*** TASK MATERIAL ***

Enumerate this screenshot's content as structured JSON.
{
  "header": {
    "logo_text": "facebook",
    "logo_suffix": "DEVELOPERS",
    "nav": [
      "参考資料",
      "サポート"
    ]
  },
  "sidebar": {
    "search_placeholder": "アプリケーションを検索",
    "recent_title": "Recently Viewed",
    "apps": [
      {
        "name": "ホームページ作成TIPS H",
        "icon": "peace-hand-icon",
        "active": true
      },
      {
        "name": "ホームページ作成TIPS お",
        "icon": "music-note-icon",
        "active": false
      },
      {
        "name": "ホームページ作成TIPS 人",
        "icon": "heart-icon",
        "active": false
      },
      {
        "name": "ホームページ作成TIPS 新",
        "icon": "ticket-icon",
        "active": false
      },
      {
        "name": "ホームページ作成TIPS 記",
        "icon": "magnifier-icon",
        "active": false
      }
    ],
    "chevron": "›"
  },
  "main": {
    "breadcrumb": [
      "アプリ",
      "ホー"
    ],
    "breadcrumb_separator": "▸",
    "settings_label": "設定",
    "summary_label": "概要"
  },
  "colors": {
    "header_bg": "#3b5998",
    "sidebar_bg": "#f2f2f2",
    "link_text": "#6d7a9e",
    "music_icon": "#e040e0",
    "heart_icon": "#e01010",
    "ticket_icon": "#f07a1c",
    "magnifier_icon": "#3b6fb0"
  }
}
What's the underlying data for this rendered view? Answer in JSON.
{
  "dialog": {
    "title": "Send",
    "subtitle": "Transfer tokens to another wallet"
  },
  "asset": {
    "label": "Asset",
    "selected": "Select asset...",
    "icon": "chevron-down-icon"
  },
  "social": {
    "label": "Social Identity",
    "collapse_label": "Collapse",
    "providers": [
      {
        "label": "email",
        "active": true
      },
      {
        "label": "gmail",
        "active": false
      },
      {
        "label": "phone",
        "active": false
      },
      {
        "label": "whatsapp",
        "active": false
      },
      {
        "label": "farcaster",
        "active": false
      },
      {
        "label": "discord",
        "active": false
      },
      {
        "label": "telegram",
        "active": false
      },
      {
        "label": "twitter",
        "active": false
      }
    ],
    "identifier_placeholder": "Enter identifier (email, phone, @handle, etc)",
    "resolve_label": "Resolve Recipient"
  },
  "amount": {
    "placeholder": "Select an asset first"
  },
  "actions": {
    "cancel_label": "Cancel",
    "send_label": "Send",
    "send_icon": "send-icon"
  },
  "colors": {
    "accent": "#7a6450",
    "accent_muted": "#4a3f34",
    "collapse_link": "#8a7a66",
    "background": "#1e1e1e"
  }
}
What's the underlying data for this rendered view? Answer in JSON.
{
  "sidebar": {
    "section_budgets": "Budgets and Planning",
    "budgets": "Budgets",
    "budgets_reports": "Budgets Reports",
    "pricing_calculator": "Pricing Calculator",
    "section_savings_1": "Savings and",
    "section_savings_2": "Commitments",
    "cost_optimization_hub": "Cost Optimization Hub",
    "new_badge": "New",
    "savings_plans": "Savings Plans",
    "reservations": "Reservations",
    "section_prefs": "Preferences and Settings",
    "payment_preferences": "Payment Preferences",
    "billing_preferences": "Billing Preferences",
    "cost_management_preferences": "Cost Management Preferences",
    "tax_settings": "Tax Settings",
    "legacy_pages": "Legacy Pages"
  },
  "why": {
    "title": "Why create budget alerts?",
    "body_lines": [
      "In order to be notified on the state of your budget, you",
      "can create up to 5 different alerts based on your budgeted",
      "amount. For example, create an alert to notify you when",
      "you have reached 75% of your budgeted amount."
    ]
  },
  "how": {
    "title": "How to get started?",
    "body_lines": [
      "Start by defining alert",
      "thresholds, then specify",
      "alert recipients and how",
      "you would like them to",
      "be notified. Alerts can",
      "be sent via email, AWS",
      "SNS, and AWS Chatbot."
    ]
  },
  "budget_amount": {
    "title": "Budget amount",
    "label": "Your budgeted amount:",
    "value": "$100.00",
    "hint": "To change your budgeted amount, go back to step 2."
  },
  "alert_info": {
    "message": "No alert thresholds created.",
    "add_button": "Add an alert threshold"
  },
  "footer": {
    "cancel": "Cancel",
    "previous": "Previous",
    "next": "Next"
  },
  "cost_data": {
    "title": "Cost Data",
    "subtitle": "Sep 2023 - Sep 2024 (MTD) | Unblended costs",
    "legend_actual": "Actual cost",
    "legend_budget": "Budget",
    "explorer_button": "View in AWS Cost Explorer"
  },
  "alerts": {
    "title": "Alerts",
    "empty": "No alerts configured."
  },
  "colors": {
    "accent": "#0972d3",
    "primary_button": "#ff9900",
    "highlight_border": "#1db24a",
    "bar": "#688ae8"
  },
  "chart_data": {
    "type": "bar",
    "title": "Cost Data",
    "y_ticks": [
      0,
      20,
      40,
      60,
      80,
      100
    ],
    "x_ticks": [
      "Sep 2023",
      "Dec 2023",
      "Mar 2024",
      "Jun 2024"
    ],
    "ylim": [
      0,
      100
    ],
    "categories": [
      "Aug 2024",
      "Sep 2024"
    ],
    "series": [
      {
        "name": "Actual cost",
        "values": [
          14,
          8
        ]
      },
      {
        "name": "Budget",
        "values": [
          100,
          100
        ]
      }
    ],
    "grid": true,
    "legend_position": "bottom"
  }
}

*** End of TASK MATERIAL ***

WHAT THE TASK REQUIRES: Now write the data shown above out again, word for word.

OUTPUT BELOW:
Enumerate this screenshot's content as structured JSON.
{
  "header": {
    "logo_text": "facebook",
    "logo_suffix": "DEVELOPERS",
    "nav": [
      "参考資料",
      "サポート"
    ]
  },
  "sidebar": {
    "search_placeholder": "アプリケーションを検索",
    "recent_title": "Recently Viewed",
    "apps": [
      {
        "name": "ホームページ作成TIPS H",
        "icon": "peace-hand-icon",
        "active": true
      },
      {
        "name": "ホームページ作成TIPS お",
        "icon": "music-note-icon",
        "active": false
      },
      {
        "name": "ホームページ作成TIPS 人",
        "icon": "heart-icon",
        "active": false
      },
      {
        "name": "ホームページ作成TIPS 新",
        "icon": "ticket-icon",
        "active": false
      },
      {
        "name": "ホームページ作成TIPS 記",
        "icon": "magnifier-icon",
        "active": false
      }
    ],
    "chevron": "›"
  },
  "main": {
    "breadcrumb": [
      "アプリ",
      "ホー"
    ],
    "breadcrumb_separator": "▸",
    "settings_label": "設定",
    "summary_label": "概要"
  },
  "colors": {
    "header_bg": "#3b5998",
    "sidebar_bg": "#f2f2f2",
    "link_text": "#6d7a9e",
    "music_icon": "#e040e0",
    "heart_icon": "#e01010",
    "ticket_icon": "#f07a1c",
    "magnifier_icon": "#3b6fb0"
  }
}
What's the underlying data for this rendered view? Answer in JSON.
{
  "dialog": {
    "title": "Send",
    "subtitle": "Transfer tokens to another wallet"
  },
  "asset": {
    "label": "Asset",
    "selected": "Select asset...",
    "icon": "chevron-down-icon"
  },
  "social": {
    "label": "Social Identity",
    "collapse_label": "Collapse",
    "providers": [
      {
        "label": "email",
        "active": true
      },
      {
        "label": "gmail",
        "active": false
      },
      {
        "label": "phone",
        "active": false
      },
      {
        "label": "whatsapp",
        "active": false
      },
      {
        "label": "farcaster",
        "active": false
      },
      {
        "label": "discord",
        "active": false
      },
      {
        "label": "telegram",
        "active": false
      },
      {
        "label": "twitter",
        "active": false
      }
    ],
    "identifier_placeholder": "Enter identifier (email, phone, @handle, etc)",
    "resolve_label": "Resolve Recipient"
  },
  "amount": {
    "placeholder": "Select an asset first"
  },
  "actions": {
    "cancel_label": "Cancel",
    "send_label": "Send",
    "send_icon": "send-icon"
  },
  "colors": {
    "accent": "#7a6450",
    "accent_muted": "#4a3f34",
    "collapse_link": "#8a7a66",
    "background": "#1e1e1e"
  }
}
What's the underlying data for this rendered view? Answer in JSON.
{
  "sidebar": {
    "section_budgets": "Budgets and Planning",
    "budgets": "Budgets",
    "budgets_reports": "Budgets Reports",
    "pricing_calculator": "Pricing Calculator",
    "section_savings_1": "Savings and",
    "section_savings_2": "Commitments",
    "cost_optimization_hub": "Cost Optimization Hub",
    "new_badge": "New",
    "savings_plans": "Savings Plans",
    "reservations": "Reservations",
    "section_prefs": "Preferences and Settings",
    "payment_preferences": "Payment Preferences",
    "billing_preferences": "Billing Preferences",
    "cost_management_preferences": "Cost Management Preferences",
    "tax_settings": "Tax Settings",
    "legacy_pages": "Legacy Pages"
  },
  "why": {
    "title": "Why create budget alerts?",
    "body_lines": [
      "In order to be notified on the state of your budget, you",
      "can create up to 5 different alerts based on your budgeted",
      "amount. For example, create an alert to notify you when",
      "you have reached 75% of your budgeted amount."
    ]
  },
  "how": {
    "title": "How to get started?",
    "body_lines": [
      "Start by defining alert",
      "thresholds, then specify",
      "alert recipients and how",
      "you would like them to",
      "be notified. Alerts can",
      "be sent via email, AWS",
      "SNS, and AWS Chatbot."
    ]
  },
  "budget_amount": {
    "title": "Budget amount",
    "label": "Your budgeted amount:",
    "value": "$100.00",
    "hint": "To change your budgeted amount, go back to step 2."
  },
  "alert_info": {
    "message": "No alert thresholds created.",
    "add_button": "Add an alert threshold"
  },
  "footer": {
    "cancel": "Cancel",
    "previous": "Previous",
    "next": "Next"
  },
  "cost_data": {
    "title": "Cost Data",
    "subtitle": "Sep 2023 - Sep 2024 (MTD) | Unblended costs",
    "legend_actual": "Actual cost",
    "legend_budget": "Budget",
    "explorer_button": "View in AWS Cost Explorer"
  },
  "alerts": {
    "title": "Alerts",
    "empty": "No alerts configured."
  },
  "colors": {
    "accent": "#0972d3",
    "primary_button": "#ff9900",
    "highlight_border": "#1db24a",
    "bar": "#688ae8"
  },
  "chart_data": {
    "type": "bar",
    "title": "Cost Data",
    "y_ticks": [
      0,
      20,
      40,
      60,
      80,
      100
    ],
    "x_ticks": [
      "Sep 2023",
      "Dec 2023",
      "Mar 2024",
      "Jun 2024"
    ],
    "ylim": [
      0,
      100
    ],
    "categories": [
      "Aug 2024",
      "Sep 2024"
    ],
    "series": [
      {
        "name": "Actual cost",
        "values": [
          14,
          8
        ]
      },
      {
        "name": "Budget",
        "values": [
          100,
          100
        ]
      }
    ],
    "grid": true,
    "legend_position": "bottom"
  }
}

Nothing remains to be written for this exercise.